**What you should do**
For each line in the data below that holds "Janelas", return a copy.

++++ Data records ++++

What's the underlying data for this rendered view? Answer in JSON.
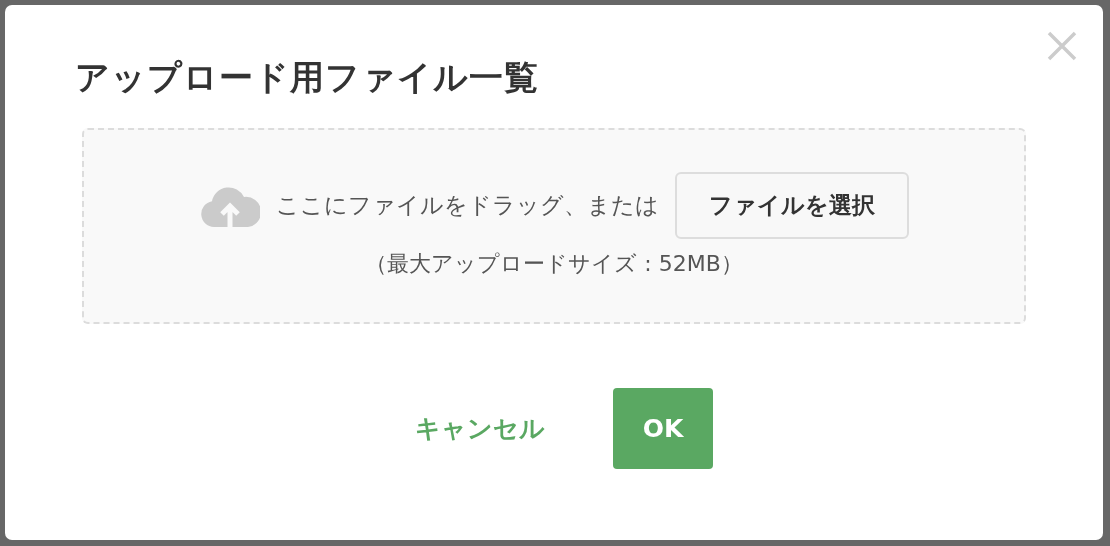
{
  "dialog": {
    "title": "アップロード用ファイル一覧",
    "dropzone": {
      "drag_text": "ここにファイルをドラッグ、または",
      "select_button": "ファイルを選択",
      "max_size_text": "（最大アップロードサイズ : 52MB）"
    },
    "buttons": [
      {
        "label": "キャンセル",
        "kind": "link"
      },
      {
        "label": "OK",
        "kind": "primary"
      }
    ]
  }
}
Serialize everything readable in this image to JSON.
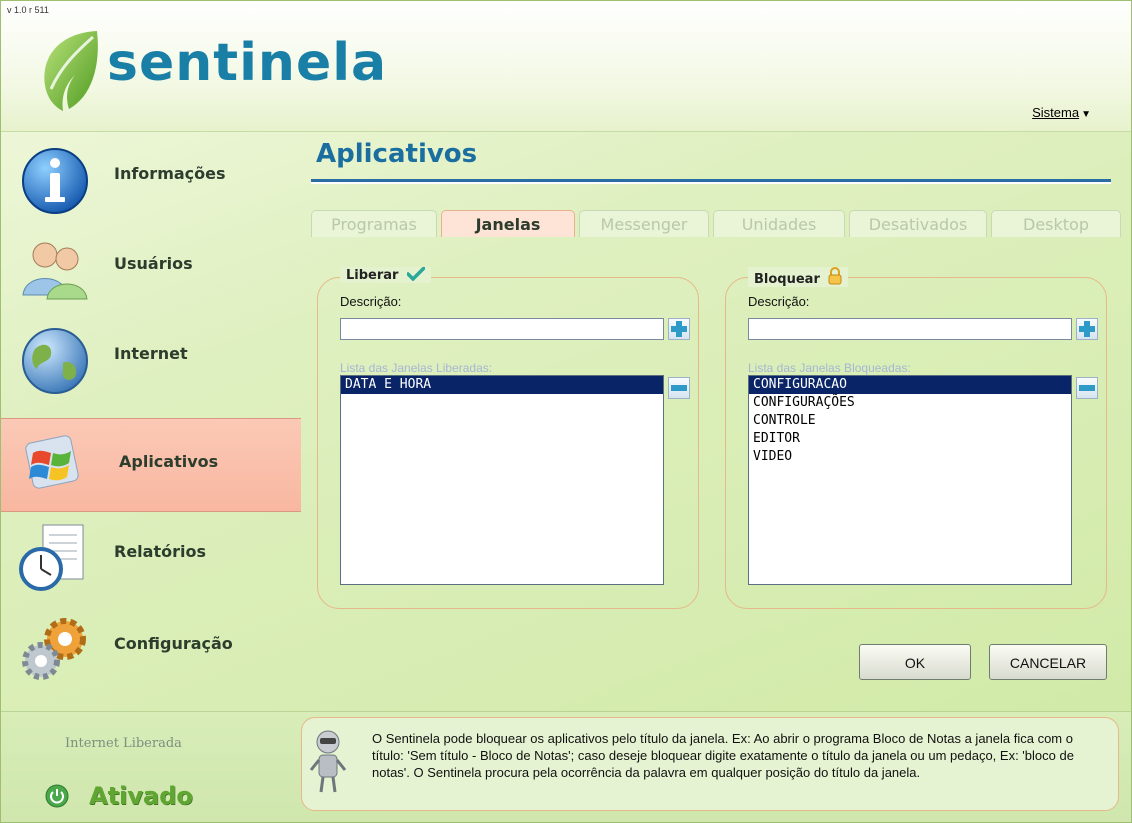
{
  "app": {
    "version": "v 1.0 r 511",
    "logo_text": "sentinela",
    "menu": {
      "sistema_label": "Sistema"
    }
  },
  "sidebar": {
    "items": [
      {
        "label": "Informações",
        "icon": "info-icon",
        "active": false
      },
      {
        "label": "Usuários",
        "icon": "users-icon",
        "active": false
      },
      {
        "label": "Internet",
        "icon": "globe-icon",
        "active": false
      },
      {
        "label": "Aplicativos",
        "icon": "windows-logo-icon",
        "active": true
      },
      {
        "label": "Relatórios",
        "icon": "report-clock-icon",
        "active": false
      },
      {
        "label": "Configuração",
        "icon": "gears-icon",
        "active": false
      }
    ]
  },
  "main": {
    "title": "Aplicativos",
    "tabs": [
      {
        "label": "Programas",
        "active": false
      },
      {
        "label": "Janelas",
        "active": true
      },
      {
        "label": "Messenger",
        "active": false
      },
      {
        "label": "Unidades",
        "active": false
      },
      {
        "label": "Desativados",
        "active": false
      },
      {
        "label": "Desktop",
        "active": false
      }
    ],
    "liberar": {
      "title": "Liberar",
      "icon": "checkmark-icon",
      "desc_label": "Descrição:",
      "desc_value": "",
      "list_caption": "Lista das Janelas Liberadas:",
      "items": [
        "DATA E HORA"
      ],
      "selected_index": 0
    },
    "bloquear": {
      "title": "Bloquear",
      "icon": "padlock-icon",
      "desc_label": "Descrição:",
      "desc_value": "",
      "list_caption": "Lista das Janelas Bloqueadas:",
      "items": [
        "CONFIGURACAO",
        "CONFIGURAÇÕES",
        "CONTROLE",
        "EDITOR",
        "VIDEO"
      ],
      "selected_index": 0
    },
    "buttons": {
      "ok_label": "OK",
      "cancel_label": "CANCELAR"
    }
  },
  "footer": {
    "internet_status": "Internet Liberada",
    "activation_status": "Ativado",
    "tip": "O Sentinela pode bloquear os aplicativos pelo título da janela. Ex: Ao abrir o programa Bloco de Notas a janela fica com o título: 'Sem título - Bloco de Notas'; caso deseje bloquear digite exatamente o título da janela ou um pedaço, Ex: 'bloco de notas'. O Sentinela procura pela ocorrência da palavra em qualquer posição do título da janela."
  },
  "colors": {
    "brand_blue": "#1a7fa6",
    "title_blue": "#1b6fa0",
    "active_nav": "#f8b7a0",
    "selection": "#0a2468",
    "activated_green": "#5fa630"
  }
}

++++

**Result for this exercise**
        "label": "Janelas",
      "list_caption": "Lista das Janelas Liberadas:",
      "list_caption": "Lista das Janelas Bloqueadas:",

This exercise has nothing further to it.